Tbe latest in our new series of classroom posters for politics, written by Rachel Fairhead, looks at Europe:
- The Role of The EU
- The Developmentof the EU
- Main Institutions of the EU
- Main Treaties of the EU
- The UK and the EU
- Impact of Membership on the UK
- The Future of the EU
A stunning online slideshow here from Reuters tells the story of a decade of global terror and violence. Many of the images are hard-hitting. All are thought-provoking. An amazing resource to use as stimulus material for Politics units covering global issues.
Nigel Farage, leader of the UK Independence Party was kind enough to give up some of his time and share some of his ideas on Britain’s relations with the European Union by coming to speak to my school’s Politics Society.read more...»
Little did I know when I asked my group on Monday morning -as part of a general reflection on recent domestic and international political issues - to research the Israeli election, how extremely close the result would be, and how it could be held up as a prime example of why PR can lead to the disproportionate influence of a minor party (in this case Avigdor Lieberman and his Yisrael Beiteinu (Israel Is Our Home) party) over the policies of two established, and larger, parties.
Is this really symptomatic of the problems that PR can lead us all in to, or is this just the continuation of the political weaknesses that have dogged Israel since its inception in 1948 and even First-Past-the-Post won’t be able to cure?
As someone who believes that electoral reform is well overdue in our general election, sometimes I have to wonder whether it’s all too much bother to change to something that could have far-reaching, and possibly disastrous, consequences for our stable system.
I think I’d still like to give it a try though!
The new edition of first past the post, tutor2u’s digital Politics magazine, has been posted on the site.
Given the importance of the recent American elections, there is a bit of a US slant, but there are great articles covering UK politics, the EU, UK issues, as well as political ideologies.read more...»
Apparently a million people marched (some say went for a walk in a park on a Sunday) against the invasion of Iraq in 2003. This event was said to be the biggest single demo on British soil in living memory.
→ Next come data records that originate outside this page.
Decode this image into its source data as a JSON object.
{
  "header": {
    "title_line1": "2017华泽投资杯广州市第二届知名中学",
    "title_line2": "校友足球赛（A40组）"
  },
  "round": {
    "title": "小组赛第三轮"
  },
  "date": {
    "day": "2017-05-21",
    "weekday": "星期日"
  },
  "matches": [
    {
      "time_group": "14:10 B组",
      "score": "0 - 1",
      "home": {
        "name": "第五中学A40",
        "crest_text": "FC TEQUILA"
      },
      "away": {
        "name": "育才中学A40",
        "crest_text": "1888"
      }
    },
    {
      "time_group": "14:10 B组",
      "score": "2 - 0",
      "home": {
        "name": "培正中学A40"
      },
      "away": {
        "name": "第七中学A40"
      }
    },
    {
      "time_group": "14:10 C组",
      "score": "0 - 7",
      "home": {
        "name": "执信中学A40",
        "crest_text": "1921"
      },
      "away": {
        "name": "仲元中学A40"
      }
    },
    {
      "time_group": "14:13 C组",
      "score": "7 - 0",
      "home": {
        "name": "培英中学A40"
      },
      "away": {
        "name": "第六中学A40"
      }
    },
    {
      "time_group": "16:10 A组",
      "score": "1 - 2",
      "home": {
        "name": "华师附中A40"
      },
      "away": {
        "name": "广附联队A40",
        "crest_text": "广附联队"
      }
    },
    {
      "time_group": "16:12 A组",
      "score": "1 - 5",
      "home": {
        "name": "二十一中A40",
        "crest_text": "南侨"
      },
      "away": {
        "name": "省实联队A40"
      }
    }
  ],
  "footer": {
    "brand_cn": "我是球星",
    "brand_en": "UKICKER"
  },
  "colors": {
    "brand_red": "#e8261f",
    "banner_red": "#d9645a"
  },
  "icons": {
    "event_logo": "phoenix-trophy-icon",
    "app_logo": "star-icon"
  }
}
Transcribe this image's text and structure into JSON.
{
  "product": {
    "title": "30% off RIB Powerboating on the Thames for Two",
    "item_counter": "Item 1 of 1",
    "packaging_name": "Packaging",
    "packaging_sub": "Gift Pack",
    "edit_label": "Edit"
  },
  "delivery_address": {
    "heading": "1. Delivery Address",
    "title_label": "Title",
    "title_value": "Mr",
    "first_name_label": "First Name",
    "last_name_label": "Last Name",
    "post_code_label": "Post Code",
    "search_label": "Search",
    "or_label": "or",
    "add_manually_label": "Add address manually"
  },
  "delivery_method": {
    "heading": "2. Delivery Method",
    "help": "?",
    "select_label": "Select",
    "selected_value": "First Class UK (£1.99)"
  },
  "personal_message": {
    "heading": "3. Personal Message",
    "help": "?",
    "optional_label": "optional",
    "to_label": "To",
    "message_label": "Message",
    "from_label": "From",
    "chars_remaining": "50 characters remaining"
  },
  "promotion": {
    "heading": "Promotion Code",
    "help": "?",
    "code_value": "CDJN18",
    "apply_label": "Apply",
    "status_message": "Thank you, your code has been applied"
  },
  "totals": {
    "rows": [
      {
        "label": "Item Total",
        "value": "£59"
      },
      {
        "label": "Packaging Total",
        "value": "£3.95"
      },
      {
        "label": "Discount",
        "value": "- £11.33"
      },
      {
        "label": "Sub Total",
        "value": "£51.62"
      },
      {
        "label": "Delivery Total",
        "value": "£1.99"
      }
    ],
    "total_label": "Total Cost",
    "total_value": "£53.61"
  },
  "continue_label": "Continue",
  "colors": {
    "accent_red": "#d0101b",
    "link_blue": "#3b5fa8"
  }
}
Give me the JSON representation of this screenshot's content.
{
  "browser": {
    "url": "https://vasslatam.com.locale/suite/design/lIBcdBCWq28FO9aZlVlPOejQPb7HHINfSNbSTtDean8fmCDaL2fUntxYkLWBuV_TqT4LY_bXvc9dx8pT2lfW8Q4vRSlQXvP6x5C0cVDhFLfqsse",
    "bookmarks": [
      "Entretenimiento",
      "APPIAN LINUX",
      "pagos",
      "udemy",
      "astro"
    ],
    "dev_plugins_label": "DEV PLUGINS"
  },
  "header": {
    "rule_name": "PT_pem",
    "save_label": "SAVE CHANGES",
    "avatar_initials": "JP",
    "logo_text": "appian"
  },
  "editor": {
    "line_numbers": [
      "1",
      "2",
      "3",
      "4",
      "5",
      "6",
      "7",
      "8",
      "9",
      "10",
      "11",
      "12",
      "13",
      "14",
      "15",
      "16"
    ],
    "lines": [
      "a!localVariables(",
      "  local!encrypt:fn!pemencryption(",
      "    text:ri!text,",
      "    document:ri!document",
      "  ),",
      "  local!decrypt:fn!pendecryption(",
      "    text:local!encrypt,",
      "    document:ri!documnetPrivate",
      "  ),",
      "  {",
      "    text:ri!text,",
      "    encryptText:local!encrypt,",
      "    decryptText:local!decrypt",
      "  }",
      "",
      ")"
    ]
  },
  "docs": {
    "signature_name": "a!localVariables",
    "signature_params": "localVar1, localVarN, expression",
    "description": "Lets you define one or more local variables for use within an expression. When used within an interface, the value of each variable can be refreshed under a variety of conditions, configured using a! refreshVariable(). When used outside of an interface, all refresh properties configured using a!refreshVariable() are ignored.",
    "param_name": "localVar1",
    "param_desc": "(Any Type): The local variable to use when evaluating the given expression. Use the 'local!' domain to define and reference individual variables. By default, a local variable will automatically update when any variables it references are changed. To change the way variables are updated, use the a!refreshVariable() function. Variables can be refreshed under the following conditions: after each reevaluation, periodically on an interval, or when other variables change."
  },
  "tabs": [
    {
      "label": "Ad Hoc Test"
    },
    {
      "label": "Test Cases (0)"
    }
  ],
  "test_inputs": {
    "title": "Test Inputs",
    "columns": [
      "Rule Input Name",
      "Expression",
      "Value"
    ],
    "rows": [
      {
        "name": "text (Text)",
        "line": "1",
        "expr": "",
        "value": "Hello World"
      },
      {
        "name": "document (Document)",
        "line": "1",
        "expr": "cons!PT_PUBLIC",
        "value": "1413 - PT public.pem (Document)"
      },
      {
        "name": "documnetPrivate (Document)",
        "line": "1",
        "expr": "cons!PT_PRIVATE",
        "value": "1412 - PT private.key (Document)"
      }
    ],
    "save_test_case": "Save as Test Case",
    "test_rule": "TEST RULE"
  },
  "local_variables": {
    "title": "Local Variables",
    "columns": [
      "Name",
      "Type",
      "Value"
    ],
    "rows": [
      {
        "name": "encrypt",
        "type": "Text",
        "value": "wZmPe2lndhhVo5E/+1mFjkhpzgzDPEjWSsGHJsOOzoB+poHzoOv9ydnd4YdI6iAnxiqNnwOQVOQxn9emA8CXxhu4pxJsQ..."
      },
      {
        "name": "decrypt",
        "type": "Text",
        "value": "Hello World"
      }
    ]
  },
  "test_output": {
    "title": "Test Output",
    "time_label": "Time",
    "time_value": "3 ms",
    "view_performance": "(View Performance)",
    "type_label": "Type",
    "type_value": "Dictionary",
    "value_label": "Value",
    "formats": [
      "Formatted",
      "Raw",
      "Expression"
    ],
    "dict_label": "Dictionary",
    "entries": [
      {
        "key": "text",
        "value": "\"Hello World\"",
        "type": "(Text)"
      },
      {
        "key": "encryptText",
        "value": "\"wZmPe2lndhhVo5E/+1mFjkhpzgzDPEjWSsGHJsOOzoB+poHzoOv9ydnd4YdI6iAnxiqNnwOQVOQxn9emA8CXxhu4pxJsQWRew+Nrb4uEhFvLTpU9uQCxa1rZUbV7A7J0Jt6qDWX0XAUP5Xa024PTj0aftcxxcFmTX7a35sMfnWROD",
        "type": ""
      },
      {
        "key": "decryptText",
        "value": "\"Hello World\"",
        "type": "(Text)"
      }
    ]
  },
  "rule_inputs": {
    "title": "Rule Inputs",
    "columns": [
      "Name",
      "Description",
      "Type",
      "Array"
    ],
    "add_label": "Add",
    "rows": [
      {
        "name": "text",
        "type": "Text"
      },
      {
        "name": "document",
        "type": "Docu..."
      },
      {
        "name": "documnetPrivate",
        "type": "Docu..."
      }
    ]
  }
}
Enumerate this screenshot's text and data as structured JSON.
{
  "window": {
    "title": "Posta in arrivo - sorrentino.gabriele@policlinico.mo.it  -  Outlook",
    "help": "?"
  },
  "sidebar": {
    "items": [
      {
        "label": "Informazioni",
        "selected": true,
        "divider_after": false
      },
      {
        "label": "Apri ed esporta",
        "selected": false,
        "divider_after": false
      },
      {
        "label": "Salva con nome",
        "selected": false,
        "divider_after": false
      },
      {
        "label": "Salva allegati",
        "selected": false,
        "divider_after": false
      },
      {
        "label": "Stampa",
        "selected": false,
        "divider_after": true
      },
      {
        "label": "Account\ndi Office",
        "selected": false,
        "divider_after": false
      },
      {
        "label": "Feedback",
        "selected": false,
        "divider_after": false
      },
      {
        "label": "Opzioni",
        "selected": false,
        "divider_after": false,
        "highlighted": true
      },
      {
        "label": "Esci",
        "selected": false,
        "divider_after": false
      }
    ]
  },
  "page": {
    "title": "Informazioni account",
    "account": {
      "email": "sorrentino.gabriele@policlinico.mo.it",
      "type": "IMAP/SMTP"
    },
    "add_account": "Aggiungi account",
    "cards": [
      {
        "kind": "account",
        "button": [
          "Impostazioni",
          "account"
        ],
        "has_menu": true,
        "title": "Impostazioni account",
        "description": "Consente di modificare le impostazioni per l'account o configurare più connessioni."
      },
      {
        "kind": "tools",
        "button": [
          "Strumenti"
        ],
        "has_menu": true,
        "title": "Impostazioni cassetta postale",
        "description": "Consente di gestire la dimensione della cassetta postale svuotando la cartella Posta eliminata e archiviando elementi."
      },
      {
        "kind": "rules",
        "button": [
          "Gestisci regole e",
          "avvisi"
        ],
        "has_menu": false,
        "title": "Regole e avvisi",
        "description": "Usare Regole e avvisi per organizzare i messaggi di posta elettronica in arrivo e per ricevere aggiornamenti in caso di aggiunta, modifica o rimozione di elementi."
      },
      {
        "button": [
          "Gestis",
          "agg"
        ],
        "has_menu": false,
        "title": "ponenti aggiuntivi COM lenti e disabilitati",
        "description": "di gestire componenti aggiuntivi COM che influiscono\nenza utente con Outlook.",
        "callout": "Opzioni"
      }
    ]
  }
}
It seems that a protest in France that doesn’t attract seven figures is a disappointment.
Today ‘Black Thursday’ saw violent clashes on the streets of Paris. Perhaps rightly so. Why should the engineers of the economic crisis be the ones that government money is thrown at? Would it make more economic sense to pay every man, woman and child a few thousand in cash to get the economy going? And why is it the French are more bothered about letting their dissatisfaction be known than the British? On the last question it is probably because the British now believe that someone else should make the effort.
But the events across la manche raise more general questions about whether direct action actually has any effect. Marches probably don’t. Publicity stunts, are just stunts. But any event that causes economic damage may make those who control the levers of power take note.
Will the current economic crisis see many more countries follow the pattern evident in central and eastern Europe?
According to a feature in the T2 section of today’s Times, key to understanding the conflict in the caucuses is the existence of 155 miles of pipeline snaking through Georgia. The authors argue that the conflict between Russia and its neighbour is not solely due to oil (true also of America’s invasion or Iraq, remember), but the geo-political relationships in the region are heavily influenced by black goldread more...»
After discussion with my teaching colleagues I came to the conclusion that stories of straight bananas juxtaposed with details of food mountains was a great way to get started on teaching the EU topic. So it was with a heavy heart that I read this story in the Sunday Times about EU plans to relax rules on what vegetables look like.read more...»